I sent 25 pages of my just-finished manuscript to a contest last week, but not before I’d gone over it carefully. My critique group had reviewed it. My beta reader had gone through it. I went over it a couple more times before I sent it - damn, it looked good. Yeah!
Then it was time to get the first 10 pages of the same manuscript ready for the critique roundtable I’d signed up for at Gold. Another several rounds of edits. A few punctuation changes. Better, more descriptive words here and there. I liked it! So it got packaged up and shipped off to the coordinator.
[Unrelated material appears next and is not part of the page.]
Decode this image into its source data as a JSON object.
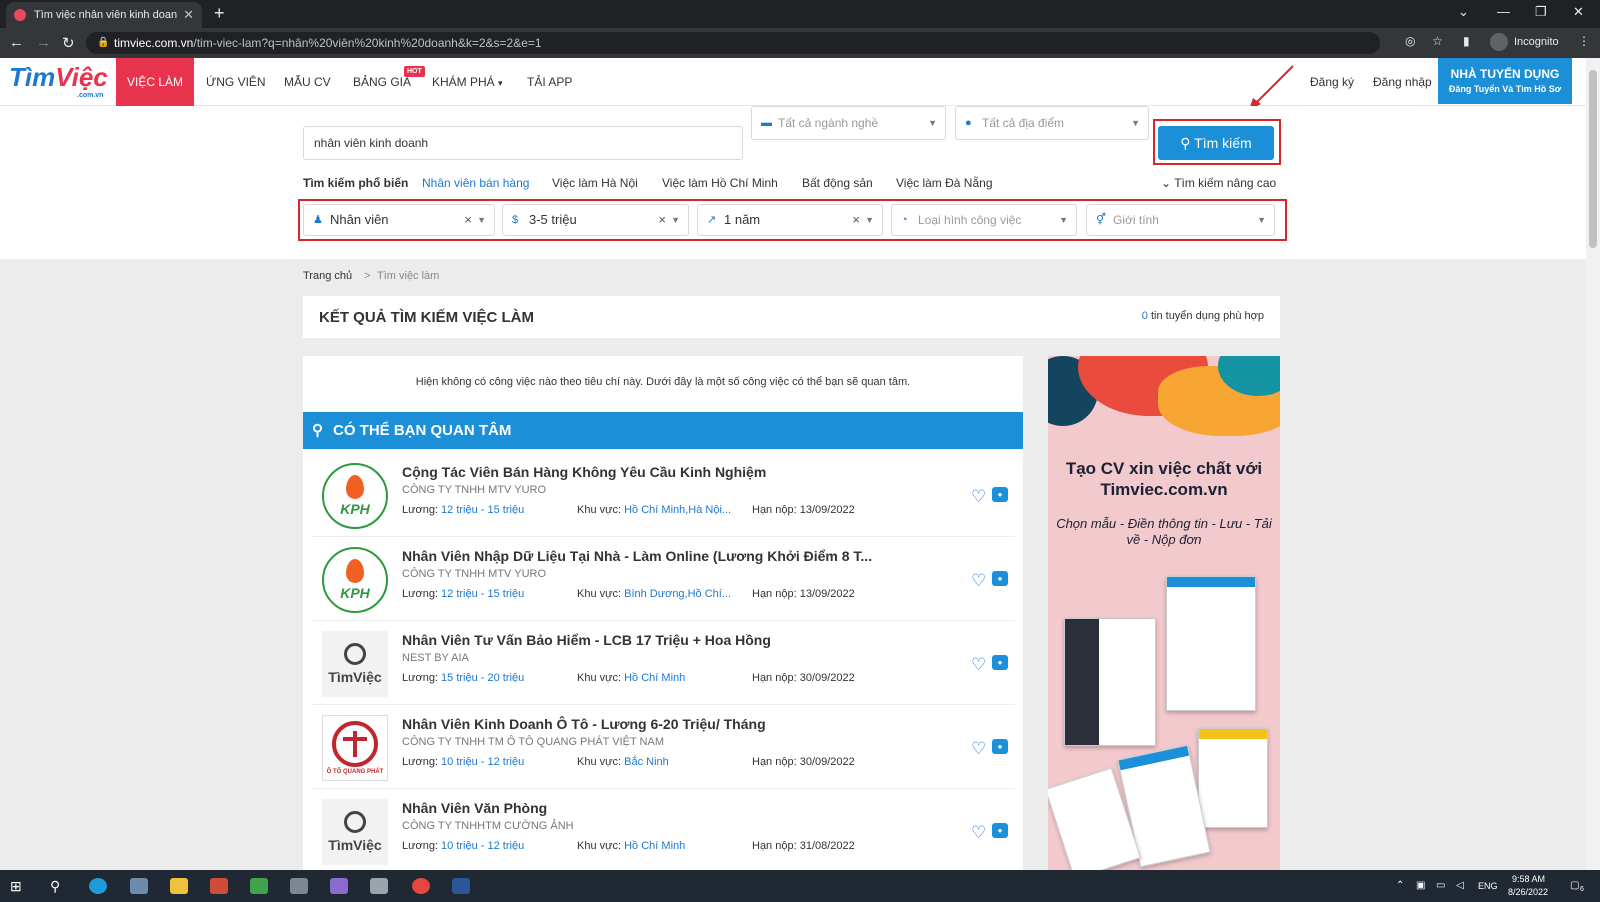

Then, because I’m on a roll, I decided to enter another contest. It’s 25 pages again, so there were more edits to the extra 15 pages. Then another hard re-read of the whole thing. Suddenly, out of the blue, I realized that pages 2 and 3 were important, but not important enough to be there. Arrgghhhh! I cut those pages out, and put them at the end with my story notes so I can go back and work those pieces of information back in where they REALLY needed to be. Then I read the story again without the pages and, yep, it’s better.
So where am I going with this blog? I thought the submission was ready. Then I really thought it was ready. Now I really hope it was ready because I couldn’t see anything else that bothered me. But perfect? No. I don’t think such a thing exists, in books or elsewhere. Even if the mechanics are perfect with no typos or grammatical errors, I'd be willing to bet there was more than one word or scene choice the author wishes had been different before it went to print. Something. You can bet I’ll be going through the entire manuscript several more times, as well as having beta/critique reads, before I make the mistake of submitting the whole thing to an agent or editor.
No story should be submitted until the writer feels it is as close to perfect as it possibly can be. That means critique groups, beta readers, contests, workshops, conferences, and edits, edits, and more edits. When all those others seem to agree with you that it’s a great story and no one, including you, has any idea on how it can be improved (as in, not just rearranged to death), then you need to find the right person or place to send it to. Because it’s easy to get into a rut by convincing yourself that it needs more—more or different words, more time, more pages, more something that you’re sure you’ll know what it is tomorrow. And so that book, which could be the next best seller, never sees the light of day.
So polish the heck out of it, make sure others who know what they’re looking at—and for—think it’s ready, then submit the sucker. And….Write On!